Journalists International Forum for Migration (JIFORM), has lamented that Human Trafficking especially in Nigeria has assumed a dangerous dimension such that the media as the fourth estate of the realm should not sleep but play critical roles in the fight against those behind the menace.
This is the position of the Forum at a dialogue organised to mark the 100 days in office of Director General of the National Agency for Prohibition of Trafficking in Persons (NAPTIP), Dr. Fatima Waziri-Azi, recently.
The Forum President, Ajibola Abayomi, in a paper: ‘The Role of Media In The Fight Against Human Trafficking’ at the virtual event, said the media must lead the advocacy to enlighten the public and help to prevent cases of trafficking, calling for more collaborations with the NAPTIP and other international agencies to empower the Nigerian journalists through capacity building to deliver on quality reportage of the most important aspect of the human race.
Ajibola, who urged the media to always dig deeper into the causes of human trafficking through investigative efforts and work assiduously to orientate the public against the antics of the human traffickers, said the media should be sensitive to tell the Trafficking in Persons (TIP) and Smuggling of Migrants (SOM) stories with care devoid of damage, sensationalism, exaggeration, incitement of hatred, hate speech, perpetuate stereotypes, and stick to the right terminologies.

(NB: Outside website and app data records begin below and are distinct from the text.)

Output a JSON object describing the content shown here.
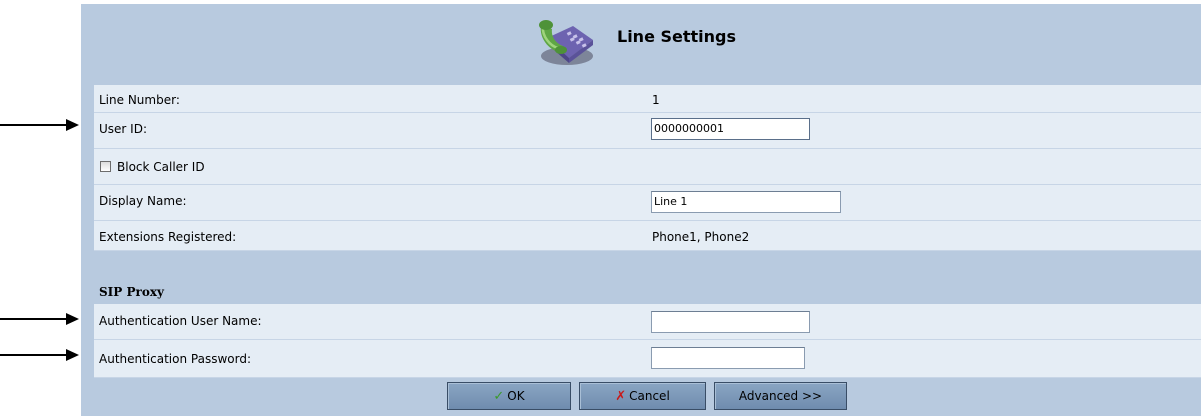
{
  "header": {
    "title": "Line Settings",
    "icon": "phone-icon"
  },
  "fields": {
    "line_number": {
      "label": "Line Number:",
      "value": "1"
    },
    "user_id": {
      "label": "User ID:",
      "value": "0000000001"
    },
    "block_caller_id": {
      "label": "Block Caller ID",
      "checked": false
    },
    "display_name": {
      "label": "Display Name:",
      "value": "Line 1"
    },
    "extensions_registered": {
      "label": "Extensions Registered:",
      "value": "Phone1, Phone2"
    }
  },
  "sip_proxy": {
    "title": "SIP Proxy",
    "auth_user_name": {
      "label": "Authentication User Name:",
      "value": ""
    },
    "auth_password": {
      "label": "Authentication Password:",
      "value": ""
    }
  },
  "buttons": {
    "ok": {
      "label": "OK",
      "icon": "check-icon"
    },
    "cancel": {
      "label": "Cancel",
      "icon": "x-icon"
    },
    "advanced": {
      "label": "Advanced >>"
    }
  },
  "colors": {
    "panel": "#b8cadf",
    "row": "#e5edf5",
    "button": "#7994b5",
    "ok_check": "#3a9a2a",
    "cancel_x": "#c81a1a"
  }
}
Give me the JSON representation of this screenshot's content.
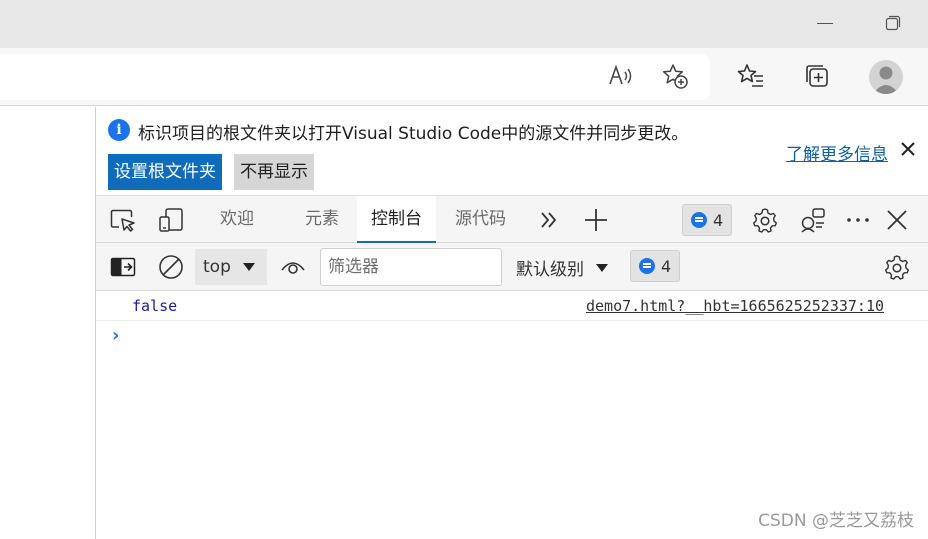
{
  "window": {
    "minimize_icon": "minimize-icon",
    "restore_icon": "restore-icon"
  },
  "toolbar": {
    "icons": [
      "read-aloud-icon",
      "add-favorite-icon",
      "favorites-icon",
      "collections-icon",
      "profile-icon"
    ]
  },
  "infobar": {
    "message": "标识项目的根文件夹以打开Visual Studio Code中的源文件并同步更改。",
    "primary_button": "设置根文件夹",
    "secondary_button": "不再显示",
    "link": "了解更多信息",
    "close_icon": "close-icon"
  },
  "tabs": [
    {
      "label": "欢迎",
      "active": false
    },
    {
      "label": "元素",
      "active": false
    },
    {
      "label": "控制台",
      "active": true
    },
    {
      "label": "源代码",
      "active": false
    }
  ],
  "tabsbar": {
    "issues_count": "4"
  },
  "consolebar": {
    "context": "top",
    "filter_placeholder": "筛选器",
    "level": "默认级别",
    "issues_count": "4"
  },
  "console": {
    "rows": [
      {
        "value": "false",
        "source": "demo7.html?__hbt=1665625252337:10"
      }
    ],
    "prompt": "›"
  },
  "watermark": "CSDN @芝芝又荔枝",
  "colors": {
    "accent": "#0f6cbd",
    "badge_blue": "#1a73e8",
    "log_value": "#1a1aa6"
  }
}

The President stated that journalists must “be provoked to evoke the pains of the survivors by highlighting the challenges the trafficked victims face in the hands of their abusers to elicit reactions and get justice in return,” adding, the media have a duty to sustain quality reportage with human face and should always keep it at the front burner, by doing the followings not just as journalists but as advocates against human trafficking.
“Human trafficking exploits our people for profit, violates their human rights. Traffickers are linked to criminal networks organizing forced labour, domestic servitude, sexual exploitation, slavery, removal of organs or harvesting of human parts, all these are inimical to our progress as a nation,” Ajibola regretted.
He therefore commended the NAPTIP DG who he described as prayer answered for the agency giving impact and promotion of anti-human trafficking activities on the continent.
Abayomi spoke further: “The tasks ahead are enormous because human trafficking has assumed a dangerous dimension. All hands must, therefore, be on deck to stop the menace at all costs. For every trafficked victim in Nigeria, a potential president, governor, professor of law, journalist, medical doctor and others with great futures ahead of them are being delayed and destroyed. That, we must not allow to continue.”
The President added that journalists “must sustain the fight against human trafficking classified by the United Nations as the second largest crime network against humanity valued at $150 billion and the third rated criminal act in Nigeria according to the 2021 Trafficking Report of the US Department of State that placed the country on the Tier 2 Watch List.
“Hence the need for the media to up the ante on public enlightenment to prevent the act, expose those behind the crime and call for various support for the victims through rehabilitation and reintegration. They are brothers and sisters, and they deserve another chance to live a better life.
“We cannot and must not live in self-denial. This is a call to duty for the Nigerian journalists and other stakeholders to salvage our country. The media must closely work with the NAPTIP to ensure that the ranking of Nigeria put at 32 out of 167 on human trafficking nations list is further reduced more so that we are said to have one of the highest numbers of citizens being used as slaves totalling 1,386,000 around the world as stated in the US State Department report as well.
“As journalists, we must share the burden confirmed by the NAPTIP that the highest number of trafficked children in Nigeria are girls between the ages of 12-17. This submission further calls for more proactive actions against the TIP and SOM by the media to save our younger ones. 75% of those who are being trafficked are trafficked across states, while 23% are trafficked within states in the country. We need not to be told that human trafficking is a serious crime that must be handled with all seriousness by all of us,” Ajibola disclosed
The JIFORM President posited that the Federal Government must be told the home truth that “volatile political environment, continued hike in tariffs, high cost of living, insecurity and joblessness are the direct drivers of migration giving rooms for human trafficking to thrive through the push factors. We must not allow the criminals to capitalize on the ignorance and poverty in the land to kill the joy of our people.
“With the reports on the suffering of most young Nigerian trafficked women in the Arabian nations like Saudi Arabi, Yemen, Oman, Kuwait, Lebanon and others as exposed at the heat of covid-19 pandemic in 2019 where over 1000 Nigerian were repatriated by the Federal Government from Saudi Arabia alone is indeed an eye opener that apart from the irregular routes traffickers in conjunction with some quacks and job recruiting agencies have perfected network of deceits luring our people to human trafficking through the regular migration channels as well,” he concluded lamentably.